## [ASSIGNMENT]
Nothing but an exact copy is wanted: the line with "Parse this screenshot: output" and each line after it in the data below, last line included.

---------- PROVIDED DATA ----------

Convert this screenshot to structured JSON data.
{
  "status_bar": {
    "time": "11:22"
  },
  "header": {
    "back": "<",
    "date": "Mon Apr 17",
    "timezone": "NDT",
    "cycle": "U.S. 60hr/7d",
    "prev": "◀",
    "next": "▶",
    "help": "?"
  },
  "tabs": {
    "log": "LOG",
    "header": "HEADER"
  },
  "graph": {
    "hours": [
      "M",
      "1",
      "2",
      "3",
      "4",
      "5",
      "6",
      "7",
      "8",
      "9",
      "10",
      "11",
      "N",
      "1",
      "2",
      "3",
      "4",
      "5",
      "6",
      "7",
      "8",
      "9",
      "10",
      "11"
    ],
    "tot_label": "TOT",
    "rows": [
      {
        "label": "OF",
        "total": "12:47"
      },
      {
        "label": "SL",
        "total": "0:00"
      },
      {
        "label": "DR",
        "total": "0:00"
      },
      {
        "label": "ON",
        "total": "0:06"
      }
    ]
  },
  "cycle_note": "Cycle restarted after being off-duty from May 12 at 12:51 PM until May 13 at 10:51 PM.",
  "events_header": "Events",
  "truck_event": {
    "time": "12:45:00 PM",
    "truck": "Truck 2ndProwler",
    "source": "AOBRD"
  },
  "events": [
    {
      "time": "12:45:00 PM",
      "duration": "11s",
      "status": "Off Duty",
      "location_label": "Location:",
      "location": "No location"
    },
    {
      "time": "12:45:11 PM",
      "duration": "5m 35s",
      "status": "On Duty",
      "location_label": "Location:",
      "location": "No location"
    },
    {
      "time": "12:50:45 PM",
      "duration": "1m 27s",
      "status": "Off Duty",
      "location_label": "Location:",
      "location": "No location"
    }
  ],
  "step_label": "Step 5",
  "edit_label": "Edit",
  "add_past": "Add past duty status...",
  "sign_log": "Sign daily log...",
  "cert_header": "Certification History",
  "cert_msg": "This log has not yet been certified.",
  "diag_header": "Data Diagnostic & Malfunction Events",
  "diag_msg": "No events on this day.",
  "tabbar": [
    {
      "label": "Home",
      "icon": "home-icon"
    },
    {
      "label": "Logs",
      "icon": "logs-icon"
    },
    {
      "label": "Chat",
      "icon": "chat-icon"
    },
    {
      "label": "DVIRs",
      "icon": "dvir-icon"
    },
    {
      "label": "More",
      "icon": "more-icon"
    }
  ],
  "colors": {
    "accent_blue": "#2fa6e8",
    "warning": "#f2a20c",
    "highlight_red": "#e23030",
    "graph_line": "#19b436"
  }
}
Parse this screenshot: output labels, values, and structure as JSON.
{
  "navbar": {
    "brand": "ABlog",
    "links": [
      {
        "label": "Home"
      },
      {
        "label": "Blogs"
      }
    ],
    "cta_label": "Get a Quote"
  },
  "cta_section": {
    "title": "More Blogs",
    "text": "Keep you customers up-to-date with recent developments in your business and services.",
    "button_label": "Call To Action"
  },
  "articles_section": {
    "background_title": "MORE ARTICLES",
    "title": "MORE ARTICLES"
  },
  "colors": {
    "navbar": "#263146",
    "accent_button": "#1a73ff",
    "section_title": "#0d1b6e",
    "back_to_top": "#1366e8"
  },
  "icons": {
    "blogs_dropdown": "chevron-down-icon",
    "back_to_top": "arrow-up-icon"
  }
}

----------

## [EXERCISE RESPONSE]
Parse this screenshot: output labels, values, and structure as JSON.
{
  "navbar": {
    "brand": "ABlog",
    "links": [
      {
        "label": "Home"
      },
      {
        "label": "Blogs"
      }
    ],
    "cta_label": "Get a Quote"
  },
  "cta_section": {
    "title": "More Blogs",
    "text": "Keep you customers up-to-date with recent developments in your business and services.",
    "button_label": "Call To Action"
  },
  "articles_section": {
    "background_title": "MORE ARTICLES",
    "title": "MORE ARTICLES"
  },
  "colors": {
    "navbar": "#263146",
    "accent_button": "#1a73ff",
    "section_title": "#0d1b6e",
    "back_to_top": "#1366e8"
  },
  "icons": {
    "blogs_dropdown": "chevron-down-icon",
    "back_to_top": "arrow-up-icon"
  }
}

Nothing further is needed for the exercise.